Killing the Cranes
A Reporter's Journey Through Three Decades of War in Afghanistan
Afghan poet Massoud Khalili lamented that the wars that plagued Afghanistan for more than thirty years likely drove the cranes away from their annual migration over his country. Edward Girardet, who put his own life at risk several times while covering the wars, offers a compelling portrayal of the people and the land ravished by the Soviet Union, the United States, Pakistan, China, India, and Saudi Arabia: nations that invaded Afghanistan for their own purposes while showing little concern for the indigenous peoples. The cranes were often more fortunate than the Afghanis.
Few people are likely as well qualified as Girardet to tell the tragic story of Afghanistan since the 1979 Soviet invasion. The American author has been a foreign correspondent for The Christian Science Monitor, U.S. News and World Report, and the MacNeil/Lehrer NewsHour and is the author of Afghanistan: The Soviet War. Girardet began covering Afghanistan just before the Soviet attack, and the American’s compassion for Afghanis, who, in his experience, would share their meager food and few possessions with strangers, resonates throughout.
Girardet skillfully blends tales of bravery and tragedy with authoritative investigations of the history and culture of Afghanistan. The book is in part the story of two resistance fighters: Ahmed Massoud and Gulbuddin Hekmatyar, men who symbolize the good and bad of Afghanistan at war. According to the author, Massoud was the most successful resistance leader, loved by Afghanis because he envisioned a united nation in which all groups lived peacefully. “The Lion,” as he was known, waged war against the Soviets and other invaders for twenty-five years until Al Qaeda followers murdered him two days before 9/11. Conversely, Hekmatyar is revealed as an extremist who brutally killed thousands of his opponents and also issued an order to kill the author. However, Hekmatyar was our man in Kabul, a secret CIA asset; and he, not Massoud, received the lion’s share of American aid.
The Soviets invaded Afghanistan for access to Gulf States oil and to prevent another radical Islamic border state, along with Iran, from taking hold. The Soviets left Afghanistan in 1989, after ten years of a frustrating war in which they made critical mistakes that would be repeated by the United States. These included a failed attempt to install a national government in a land that mistrusted central authority and the failure to acknowledge that corrupt tribal warlords, more adept at drug running and stealing foreign aid than they were at leading their own people, were the real powers.

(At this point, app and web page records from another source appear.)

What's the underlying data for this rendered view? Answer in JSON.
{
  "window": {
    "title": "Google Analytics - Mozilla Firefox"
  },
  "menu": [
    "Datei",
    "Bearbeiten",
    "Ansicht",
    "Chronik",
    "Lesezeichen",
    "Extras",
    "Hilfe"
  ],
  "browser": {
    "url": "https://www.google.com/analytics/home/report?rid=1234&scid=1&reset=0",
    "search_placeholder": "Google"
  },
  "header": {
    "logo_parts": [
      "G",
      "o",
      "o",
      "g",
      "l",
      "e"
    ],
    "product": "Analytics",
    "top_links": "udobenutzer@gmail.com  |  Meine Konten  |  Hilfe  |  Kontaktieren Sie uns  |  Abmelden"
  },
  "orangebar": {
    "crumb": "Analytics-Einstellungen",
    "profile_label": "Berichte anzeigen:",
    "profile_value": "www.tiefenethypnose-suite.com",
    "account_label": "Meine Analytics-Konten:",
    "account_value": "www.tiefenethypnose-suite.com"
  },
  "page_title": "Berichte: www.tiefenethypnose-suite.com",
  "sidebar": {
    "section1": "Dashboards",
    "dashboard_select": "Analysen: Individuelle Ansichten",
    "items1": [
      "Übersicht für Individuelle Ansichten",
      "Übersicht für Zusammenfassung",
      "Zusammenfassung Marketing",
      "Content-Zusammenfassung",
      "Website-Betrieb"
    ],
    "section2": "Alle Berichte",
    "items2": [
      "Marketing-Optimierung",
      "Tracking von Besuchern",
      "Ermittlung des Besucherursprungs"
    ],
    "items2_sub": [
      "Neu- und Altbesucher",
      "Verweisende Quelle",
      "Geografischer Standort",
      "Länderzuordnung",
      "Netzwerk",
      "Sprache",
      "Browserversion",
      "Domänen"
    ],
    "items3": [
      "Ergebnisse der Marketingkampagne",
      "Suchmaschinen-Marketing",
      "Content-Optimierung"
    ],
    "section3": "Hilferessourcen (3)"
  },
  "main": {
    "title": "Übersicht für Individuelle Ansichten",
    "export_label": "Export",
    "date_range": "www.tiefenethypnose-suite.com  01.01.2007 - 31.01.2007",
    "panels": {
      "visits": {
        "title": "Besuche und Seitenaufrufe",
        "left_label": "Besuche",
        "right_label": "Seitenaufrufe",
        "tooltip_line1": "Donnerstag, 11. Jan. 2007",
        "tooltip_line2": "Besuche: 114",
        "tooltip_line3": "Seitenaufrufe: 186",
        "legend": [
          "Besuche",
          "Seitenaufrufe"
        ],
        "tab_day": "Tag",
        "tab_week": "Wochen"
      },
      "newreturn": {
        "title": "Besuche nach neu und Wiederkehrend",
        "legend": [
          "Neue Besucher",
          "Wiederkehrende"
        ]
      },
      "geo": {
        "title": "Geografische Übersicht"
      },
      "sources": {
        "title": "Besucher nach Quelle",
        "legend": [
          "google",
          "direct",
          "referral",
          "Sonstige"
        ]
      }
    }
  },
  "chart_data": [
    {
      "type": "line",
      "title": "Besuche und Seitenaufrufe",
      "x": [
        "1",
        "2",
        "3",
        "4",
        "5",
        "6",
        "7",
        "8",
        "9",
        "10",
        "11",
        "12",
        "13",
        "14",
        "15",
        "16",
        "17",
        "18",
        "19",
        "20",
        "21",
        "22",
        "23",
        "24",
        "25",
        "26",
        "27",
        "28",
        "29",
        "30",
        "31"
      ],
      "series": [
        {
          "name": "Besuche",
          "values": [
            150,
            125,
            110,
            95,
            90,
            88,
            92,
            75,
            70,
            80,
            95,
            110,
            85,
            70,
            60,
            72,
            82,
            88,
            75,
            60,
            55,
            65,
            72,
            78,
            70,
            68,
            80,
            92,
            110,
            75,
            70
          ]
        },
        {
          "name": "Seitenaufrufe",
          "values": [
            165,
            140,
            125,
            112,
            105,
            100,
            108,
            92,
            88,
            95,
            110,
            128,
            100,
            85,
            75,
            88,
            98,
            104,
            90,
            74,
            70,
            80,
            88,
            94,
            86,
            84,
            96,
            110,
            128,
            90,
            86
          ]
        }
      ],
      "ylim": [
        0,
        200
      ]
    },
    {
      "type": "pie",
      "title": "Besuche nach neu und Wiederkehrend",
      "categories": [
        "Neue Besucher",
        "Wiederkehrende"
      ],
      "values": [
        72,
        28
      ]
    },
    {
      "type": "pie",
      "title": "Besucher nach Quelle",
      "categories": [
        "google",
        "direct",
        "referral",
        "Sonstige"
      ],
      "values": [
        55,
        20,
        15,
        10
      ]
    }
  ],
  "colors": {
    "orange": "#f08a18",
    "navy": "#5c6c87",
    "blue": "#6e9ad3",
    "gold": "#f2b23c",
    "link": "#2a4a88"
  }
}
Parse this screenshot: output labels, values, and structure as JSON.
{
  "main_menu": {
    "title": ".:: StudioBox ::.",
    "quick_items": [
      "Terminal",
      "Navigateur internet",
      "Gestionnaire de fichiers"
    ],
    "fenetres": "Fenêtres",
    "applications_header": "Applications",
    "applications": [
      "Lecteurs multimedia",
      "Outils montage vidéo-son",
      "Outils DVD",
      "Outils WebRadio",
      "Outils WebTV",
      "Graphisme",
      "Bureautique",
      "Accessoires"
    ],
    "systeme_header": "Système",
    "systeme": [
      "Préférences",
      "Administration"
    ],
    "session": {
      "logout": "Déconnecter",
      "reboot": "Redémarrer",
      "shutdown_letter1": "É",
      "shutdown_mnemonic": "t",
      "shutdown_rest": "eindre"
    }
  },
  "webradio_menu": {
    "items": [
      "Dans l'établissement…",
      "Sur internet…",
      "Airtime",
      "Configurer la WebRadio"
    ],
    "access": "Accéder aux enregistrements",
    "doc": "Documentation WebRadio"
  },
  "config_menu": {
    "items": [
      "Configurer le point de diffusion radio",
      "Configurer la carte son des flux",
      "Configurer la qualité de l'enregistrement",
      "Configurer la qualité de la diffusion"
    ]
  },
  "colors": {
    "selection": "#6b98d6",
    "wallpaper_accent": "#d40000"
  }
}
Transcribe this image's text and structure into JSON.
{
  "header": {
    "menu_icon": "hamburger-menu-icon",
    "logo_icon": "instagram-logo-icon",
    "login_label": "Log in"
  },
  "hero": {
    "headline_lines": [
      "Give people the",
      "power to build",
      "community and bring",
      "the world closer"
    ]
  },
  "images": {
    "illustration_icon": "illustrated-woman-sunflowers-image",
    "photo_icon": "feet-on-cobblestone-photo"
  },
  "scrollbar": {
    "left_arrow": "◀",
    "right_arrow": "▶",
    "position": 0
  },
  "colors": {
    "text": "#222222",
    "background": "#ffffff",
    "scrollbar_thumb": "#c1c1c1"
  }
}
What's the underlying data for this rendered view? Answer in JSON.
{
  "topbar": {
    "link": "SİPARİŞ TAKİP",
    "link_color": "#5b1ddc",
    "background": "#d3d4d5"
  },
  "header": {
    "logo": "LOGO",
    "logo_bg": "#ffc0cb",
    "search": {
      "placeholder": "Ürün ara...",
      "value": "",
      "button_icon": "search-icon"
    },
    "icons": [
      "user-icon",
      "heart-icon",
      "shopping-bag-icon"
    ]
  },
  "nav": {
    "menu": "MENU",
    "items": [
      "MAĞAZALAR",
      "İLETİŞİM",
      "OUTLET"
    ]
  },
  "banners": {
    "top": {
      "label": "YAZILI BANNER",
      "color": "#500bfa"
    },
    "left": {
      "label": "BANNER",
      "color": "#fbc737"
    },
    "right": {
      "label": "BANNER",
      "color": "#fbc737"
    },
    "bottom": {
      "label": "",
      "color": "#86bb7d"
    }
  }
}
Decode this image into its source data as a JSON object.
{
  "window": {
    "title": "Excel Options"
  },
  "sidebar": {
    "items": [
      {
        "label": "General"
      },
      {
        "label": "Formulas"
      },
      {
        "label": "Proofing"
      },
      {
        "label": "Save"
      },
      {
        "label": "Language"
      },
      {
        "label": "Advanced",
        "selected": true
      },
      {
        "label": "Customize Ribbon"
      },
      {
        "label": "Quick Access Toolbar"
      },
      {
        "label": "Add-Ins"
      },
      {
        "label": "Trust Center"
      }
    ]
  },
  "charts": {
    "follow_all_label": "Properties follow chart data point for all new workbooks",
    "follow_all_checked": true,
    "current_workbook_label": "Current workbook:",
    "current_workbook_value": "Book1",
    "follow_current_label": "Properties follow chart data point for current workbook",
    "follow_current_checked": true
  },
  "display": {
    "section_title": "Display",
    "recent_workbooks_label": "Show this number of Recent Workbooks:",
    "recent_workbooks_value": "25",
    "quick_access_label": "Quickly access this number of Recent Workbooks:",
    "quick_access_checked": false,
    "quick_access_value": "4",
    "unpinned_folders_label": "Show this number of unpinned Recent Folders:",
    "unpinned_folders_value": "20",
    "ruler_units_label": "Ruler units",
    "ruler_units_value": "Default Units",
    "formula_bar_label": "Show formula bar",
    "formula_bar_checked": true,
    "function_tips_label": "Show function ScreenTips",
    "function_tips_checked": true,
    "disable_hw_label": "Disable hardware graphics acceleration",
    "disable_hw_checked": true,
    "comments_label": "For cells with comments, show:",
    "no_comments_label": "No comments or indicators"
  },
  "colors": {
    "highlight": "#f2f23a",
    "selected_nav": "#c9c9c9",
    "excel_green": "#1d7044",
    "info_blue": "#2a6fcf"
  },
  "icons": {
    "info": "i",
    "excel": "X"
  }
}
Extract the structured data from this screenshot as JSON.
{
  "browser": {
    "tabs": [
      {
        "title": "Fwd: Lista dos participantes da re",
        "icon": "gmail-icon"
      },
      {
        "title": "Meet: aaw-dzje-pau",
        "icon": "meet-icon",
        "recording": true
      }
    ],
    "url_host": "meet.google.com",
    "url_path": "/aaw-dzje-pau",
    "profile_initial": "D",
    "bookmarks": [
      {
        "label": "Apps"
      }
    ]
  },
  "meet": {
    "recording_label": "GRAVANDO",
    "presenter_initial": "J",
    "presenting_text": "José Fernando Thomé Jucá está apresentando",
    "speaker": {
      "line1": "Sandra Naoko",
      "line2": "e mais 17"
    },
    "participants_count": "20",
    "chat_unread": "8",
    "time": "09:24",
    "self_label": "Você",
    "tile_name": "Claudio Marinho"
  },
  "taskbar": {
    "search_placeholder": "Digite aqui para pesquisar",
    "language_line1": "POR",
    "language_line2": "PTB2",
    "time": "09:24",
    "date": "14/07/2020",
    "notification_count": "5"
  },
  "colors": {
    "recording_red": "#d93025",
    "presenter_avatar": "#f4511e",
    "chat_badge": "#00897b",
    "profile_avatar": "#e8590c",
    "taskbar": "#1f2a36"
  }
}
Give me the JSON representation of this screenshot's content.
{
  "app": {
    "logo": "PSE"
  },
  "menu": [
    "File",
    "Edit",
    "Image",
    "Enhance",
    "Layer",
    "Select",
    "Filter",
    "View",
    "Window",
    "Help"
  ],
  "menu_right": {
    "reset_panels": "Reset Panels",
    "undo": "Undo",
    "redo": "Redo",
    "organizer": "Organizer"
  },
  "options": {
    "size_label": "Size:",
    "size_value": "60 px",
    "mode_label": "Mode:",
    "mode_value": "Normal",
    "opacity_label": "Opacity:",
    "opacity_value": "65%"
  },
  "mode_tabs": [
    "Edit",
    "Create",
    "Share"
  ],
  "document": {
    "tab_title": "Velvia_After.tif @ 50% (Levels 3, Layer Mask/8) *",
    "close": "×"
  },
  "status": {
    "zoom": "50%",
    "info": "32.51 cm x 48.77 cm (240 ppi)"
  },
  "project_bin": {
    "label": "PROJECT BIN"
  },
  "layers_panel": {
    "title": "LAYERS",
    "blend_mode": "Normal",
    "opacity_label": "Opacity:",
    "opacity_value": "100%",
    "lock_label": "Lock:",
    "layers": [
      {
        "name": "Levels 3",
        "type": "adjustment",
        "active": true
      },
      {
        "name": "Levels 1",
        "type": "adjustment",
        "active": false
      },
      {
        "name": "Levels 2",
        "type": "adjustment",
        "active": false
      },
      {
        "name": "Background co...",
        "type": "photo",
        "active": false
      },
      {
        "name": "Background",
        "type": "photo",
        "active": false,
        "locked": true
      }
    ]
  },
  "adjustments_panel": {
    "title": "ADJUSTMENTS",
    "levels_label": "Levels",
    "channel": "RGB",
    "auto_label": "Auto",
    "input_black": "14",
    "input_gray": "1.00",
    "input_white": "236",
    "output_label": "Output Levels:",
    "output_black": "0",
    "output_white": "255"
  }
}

In addition to admiring Massoud, his allies, and ordinary Afghanis, the author praises volunteer medical doctors, mostly French women, who put their lives at risk in this male-dominated society to provide much-needed care for wounded refugees. He includes horrific stories of Afghan refugees, three million by 1984, who lost their land, limbs, and lives to Soviet bombs. By 1987, large numbers of Arabs who did not respect Afghan customs entered the country. Girardet describes a shoving match he got into with a “tall Arab” who demanded that journalists leave the county. After the scuffle, his opponent was identified as Osama bin Laden. Bin Laden and the Taliban would return in 1996, brutalizing the population and stirring up anti-Western sentiment that would culminate in the attacks on 9/11.
Although most of the book describes Girardet’s experiences during the years following the Soviet invasion, he offers keen insights into what has become America’s longest war, beginning in 2001. President Bush lacked vision for the future of Afghanistan and he might have avoided a war entirely if he had not supported Pakistan’s self-serving military encroachment, claims Girardet. By 2011, corruption under President Hamid Karzai was a way of life, with the United States propping up his regime with $2.8 billion a week.
This book is an excellent personal account of a nation in turmoil that offers insight into its history, its people, and its future. Serious readers of current politics will find this important work instructive and rewarding. Despite the great challenges Girardet identifies, he remains cautiously optimistic that Afghanistan could yet become stable—if foreign nations would stop encroaching and if Afghanis were truly free to decide their own fate—a land that would again be home to “migrating cranes.”